If you’re not familiar with Wallace, he was considered one of the greatest literary wunderkinds of his generation. But he suffered from a crippling depression and struggled with it every day. He would eventually lose his battle with it, taking his own life in 2008. If you know ‘This is Water’ the now-legendary commencement speech he gave to Kenyon College’s graduating class of 2005, it fits in perfectly with Paterson’s themes concerning existence. He says large parts of one’s life involves ‘boredom, routine, and petty frustration.’ To sum up his message, you can either choose to get crushed by them or you can see those things as ‘not only meaningful but sacred on fire with the same force that lit the stars- compassion, love, the sub-surface unity of all things.’
Wallace’s sense of the sacred in everyday life is very much present in Paterson for both the city and the main character. As you fall into the hypnotic rhythm of the film, Jarmusch drops hints of beauty using both visuals and sound. He’s slowly stripping the gray, dull sheen of a quotidian existence layer by layer and revealing a hidden brilliance in everyday life. That’s why Adam Driver’s portrayal of a character very much in love with the world around him is perfect. He carries himself with the right mix of levity and gravitas. Just like Jarmusch, he’s mastered the art of subtlety.
Near the end of the film, we find Paterson sitting in front of the Passaic falls, his city’s most famous landmark. His favorite poet Williams Carlos Williams actually wrote about the body of water at length in his epic poem ‘Paterson’. He’s a little sad for several reasons- mostly because of what his very naughty dog has done- and has stopped writing poetry.
While he’s looking at the waterfall, a Japanese tourist happens to drop by. He strikes up a conversation with Paterson and finds out that he’s also a Williams fan- and he’s there to see the Passaic falls as well.

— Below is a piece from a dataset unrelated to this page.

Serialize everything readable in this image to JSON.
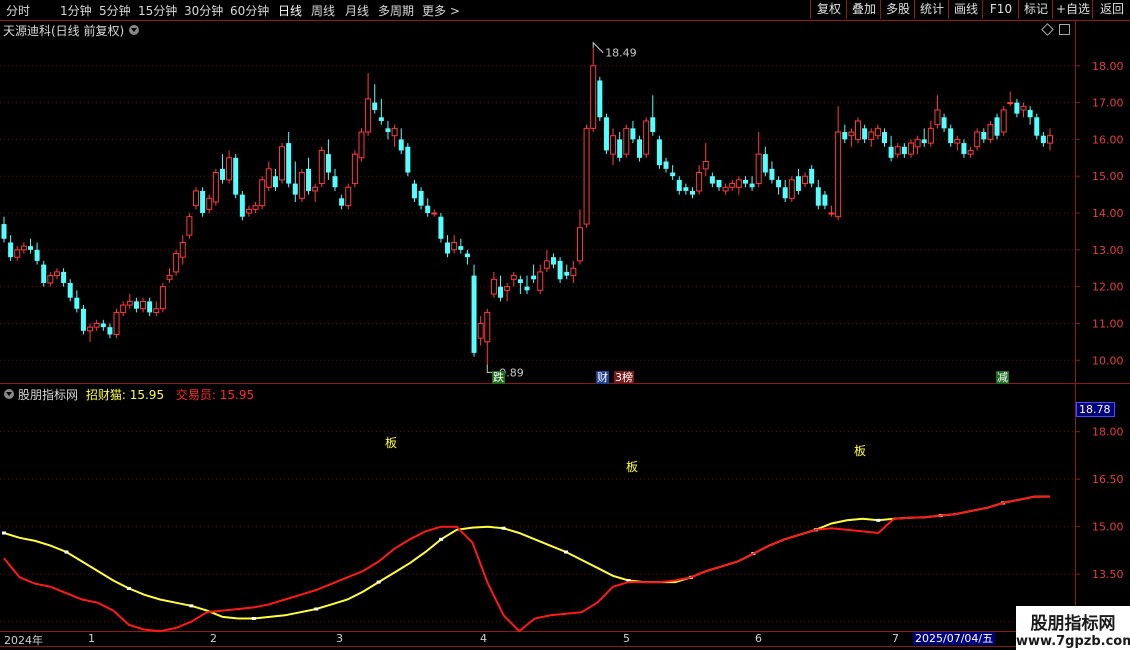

Without getting into too much detail, the tourist somehow convinces Paterson to keep writing. When his Japanese interlocutor leaves, he turns to poetry again as a cure-all salve.
Paterson never succumbs to bitterness or caustic cynicism, despite the seemingly crushing drudgery he goes through day by day. Indeed, you see him never take anything for granted throughout the film. He loves his wife and dog dearly and finds magic in everyday things and conversations. He is witness to some very interesting talk when drives his bus around town, and he’s genuinely concerned for the people in his life- whether it be the bartender at his local watering hole or his heartbroken friend who’s trying to get over a former lover.
Paterson, in the end, is really a film about gratitude and the million little things in life we take for granted. Modern life- especially in the west and every developed economy- is a series of contests to determine who can end up with most toys and trophies before one dies. Everyone seems to get so caught up in the rat race- myself included- that we overlook what makes us truly happy. After seeing Paterson, I felt calmer and bit less concerned in the face of the real world’s onslaught. Because in the end, ALL of it is just background noise to the infinite poetic rhythm of life.